By Simon Denyer and Gopal Sharma
KATHMANDU (Reuters) – King Gyanendra on Monday announced he
would reinstate Nepal’s dissolved parliament, prompting
political parties to say they might call off the mass protests
that have paralyzed the country.
The parties had vowed to stage a major rally led by two
former prime ministers on Tuesday, which had been expected to
attract hundreds of thousands of people.
“We, through this proclamation, reinstate the house of
representatives which was dissolved on May 22, 2002,” the king
said on national television, adding the first session would be
held on Friday.
“We call upon the seven-party alliance to bear the
responsibility of taking the nation on the path to national
unity and prosperity, while ensuring permanent peace and
safeguarding multi-party democracy.”
Last week, the king offered to hand over power to a prime
minister nominated by the seven political parties, but the

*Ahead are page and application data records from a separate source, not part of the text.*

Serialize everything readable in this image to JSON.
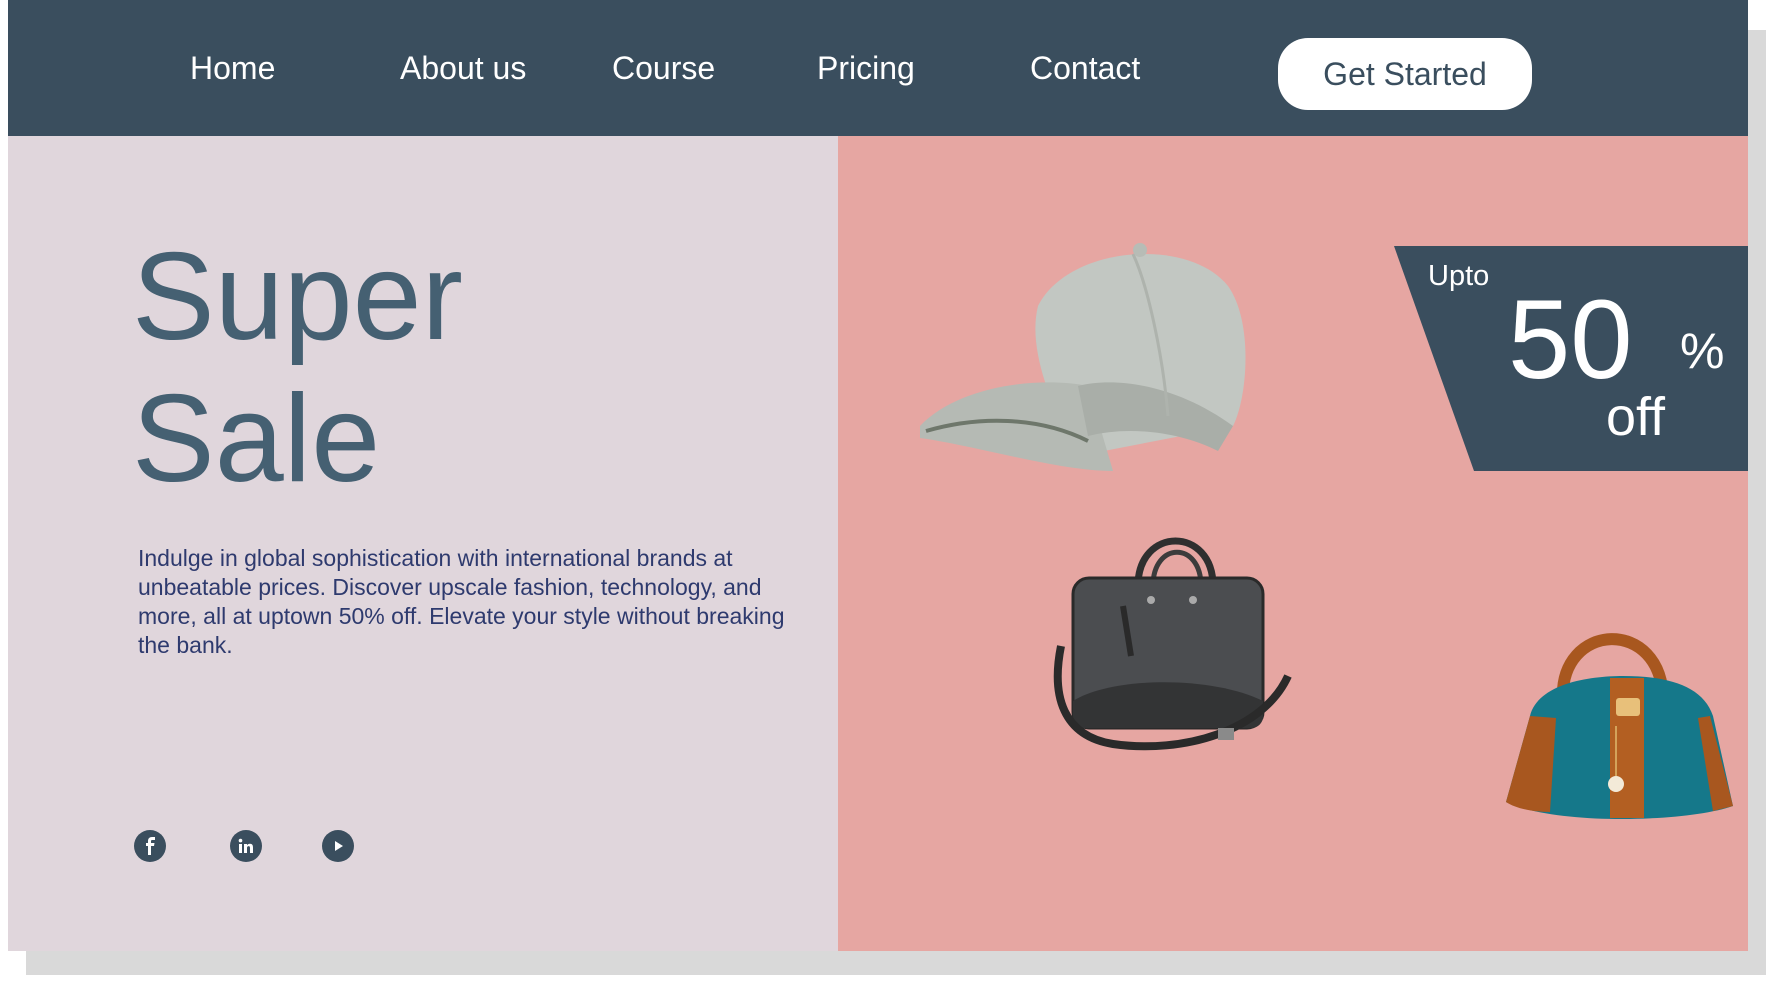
{
  "nav": {
    "links": [
      {
        "label": "Home"
      },
      {
        "label": "About us"
      },
      {
        "label": "Course"
      },
      {
        "label": "Pricing"
      },
      {
        "label": "Contact"
      }
    ],
    "cta_label": "Get Started"
  },
  "hero": {
    "headline_line1": "Super",
    "headline_line2": "Sale",
    "description": "Indulge in global sophistication with international brands at unbeatable prices. Discover upscale fashion, technology, and more, all at uptown 50% off. Elevate your style without breaking the bank."
  },
  "promo": {
    "prefix": "Upto",
    "percent": "50",
    "percent_sign": "%",
    "suffix": "off"
  },
  "social": [
    {
      "icon": "facebook-icon"
    },
    {
      "icon": "linkedin-icon"
    },
    {
      "icon": "youtube-icon"
    }
  ],
  "colors": {
    "nav_bg": "#3a4e5e",
    "left_bg": "#e0d6dc",
    "right_bg": "#e6a6a2",
    "headline": "#456072",
    "body_text": "#2e3a6e"
  }
}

parties said this was not enough.
His brief statement on Monday made no explicit mention of
elections to an assembly that would write a new constitution,
which has been another key demand of the protesters and of
Maoist rebels who control large swathes of the countryside.
But the king said his proclamation was being made
“according to the road map of the agitating political parties.”
Arjun Narsingh K.C., a senior leader of the Nepali
Congress, the largest political party, said the alliance would
respond formally on Tuesday but was likely to postpone a major
rally planned for the capital on that day.
“It is the victory of the people’s movement,” he said.
The king, looking somber and wearing a traditional Nepali
cap and black jacket, also offered his sympathy for the first
time to the victims of 19 days of street protests.
“We extend our heartfelt condolences to all those who have
lost their lives in the people’s movement, and wish the injured
a speedy recovery,” he said.
There was no immediate word from the Maoist rebels, who
entered a loose alliance with the parties last year to end
royal rule. But analysts said the parliament was likely to
start a peace process with the Maoists that would lead to
elections for the constituent assembly.
Diplomats had been trying tried to broker a compromise
between the king and political parties.
Earlier on Monday, thousands of people demonstrated in
Kathmandu, largely peacefully, along the 27-km (17-mile) ring
road that circles the capital, kept out of the city by rows of
padded and helmeted riot police wielding sticks and shields.
The parties have reasserted their control over the protests
in the last two days, leading largely peaceful demonstrations
after two weeks of confrontations with security forces.
There were only isolated clashes on Monday, with at least a
dozen people injured, after police fired rubber bullets and
teargas on stone-throwing crowds and beat protesters.
Earlier the U.S. embassy ordered non-essential staff and
family members to leave the country. It also recommended
American citizens should consider leaving Nepal.
A State Department official gave the proclamation a guarded
welcome, saying Washington wanted the king to give up the power
to be able to dissolve parliament again.
“What’s important is not only that power be restored and
handed over to political parties but that some commitments be
made that would prevent a repeat of the events of 2005,” the
official told reporters.
Maoist rebels waging a decade-long insurgency against the
monarchy flexed their muscles by staging a raid on a district
capital just a few hours drive from Kathmandu.
Hundreds stormed the town of Chautara, 100 km (60 miles)
east of the capital, and fought a six-hour gun battle that left
at least five rebels and a soldier dead.
The parties have been agitating since April 6 to force
Gyanendra to restore multi-party democracy. At least 12 people
have been killed and thousands wounded in protests since then.
(Additional reporting by Raju Gopalakrishnan)